Information given —

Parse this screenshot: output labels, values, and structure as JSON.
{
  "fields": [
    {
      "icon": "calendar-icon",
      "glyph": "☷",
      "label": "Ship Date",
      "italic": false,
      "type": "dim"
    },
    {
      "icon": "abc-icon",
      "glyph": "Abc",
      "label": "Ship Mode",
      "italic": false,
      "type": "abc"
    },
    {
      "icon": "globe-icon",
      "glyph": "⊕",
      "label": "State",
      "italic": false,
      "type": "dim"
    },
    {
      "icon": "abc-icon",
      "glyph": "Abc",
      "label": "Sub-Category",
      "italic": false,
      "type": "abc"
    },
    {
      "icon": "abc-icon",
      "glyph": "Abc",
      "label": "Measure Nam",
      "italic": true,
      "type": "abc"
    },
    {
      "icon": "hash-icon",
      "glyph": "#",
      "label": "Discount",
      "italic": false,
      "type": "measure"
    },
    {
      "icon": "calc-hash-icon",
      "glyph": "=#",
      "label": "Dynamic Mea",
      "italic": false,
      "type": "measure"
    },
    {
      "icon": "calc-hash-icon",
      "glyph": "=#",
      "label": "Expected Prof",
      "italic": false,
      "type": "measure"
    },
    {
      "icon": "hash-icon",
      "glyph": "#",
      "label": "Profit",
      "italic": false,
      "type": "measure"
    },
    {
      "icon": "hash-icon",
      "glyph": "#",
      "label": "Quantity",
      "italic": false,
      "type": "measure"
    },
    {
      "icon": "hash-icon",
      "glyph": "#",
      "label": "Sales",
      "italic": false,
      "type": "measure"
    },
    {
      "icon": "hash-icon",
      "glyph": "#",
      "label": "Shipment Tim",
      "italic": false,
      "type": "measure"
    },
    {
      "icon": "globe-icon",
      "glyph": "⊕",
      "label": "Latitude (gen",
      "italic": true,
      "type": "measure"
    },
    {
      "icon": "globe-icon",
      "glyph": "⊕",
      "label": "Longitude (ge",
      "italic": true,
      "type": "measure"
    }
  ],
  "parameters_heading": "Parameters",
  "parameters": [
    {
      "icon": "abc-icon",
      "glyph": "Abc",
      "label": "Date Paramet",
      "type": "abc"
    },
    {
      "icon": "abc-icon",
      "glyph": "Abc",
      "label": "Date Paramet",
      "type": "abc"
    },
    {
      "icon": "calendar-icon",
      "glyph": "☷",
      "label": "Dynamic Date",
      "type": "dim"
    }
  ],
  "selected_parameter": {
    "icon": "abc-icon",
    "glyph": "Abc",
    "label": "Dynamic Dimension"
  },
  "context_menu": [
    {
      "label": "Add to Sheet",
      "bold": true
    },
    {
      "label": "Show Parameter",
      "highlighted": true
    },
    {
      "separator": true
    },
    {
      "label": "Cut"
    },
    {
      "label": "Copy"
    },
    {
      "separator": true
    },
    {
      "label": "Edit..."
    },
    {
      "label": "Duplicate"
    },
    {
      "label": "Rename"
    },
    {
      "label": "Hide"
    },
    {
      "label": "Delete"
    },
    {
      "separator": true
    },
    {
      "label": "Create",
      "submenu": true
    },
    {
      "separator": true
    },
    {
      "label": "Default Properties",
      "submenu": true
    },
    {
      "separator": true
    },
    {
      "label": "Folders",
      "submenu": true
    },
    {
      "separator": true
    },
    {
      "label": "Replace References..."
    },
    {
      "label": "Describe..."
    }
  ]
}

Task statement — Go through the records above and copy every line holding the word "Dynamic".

Solution —
      "label": "Dynamic Mea",
      "label": "Dynamic Date",
    "label": "Dynamic Dimension"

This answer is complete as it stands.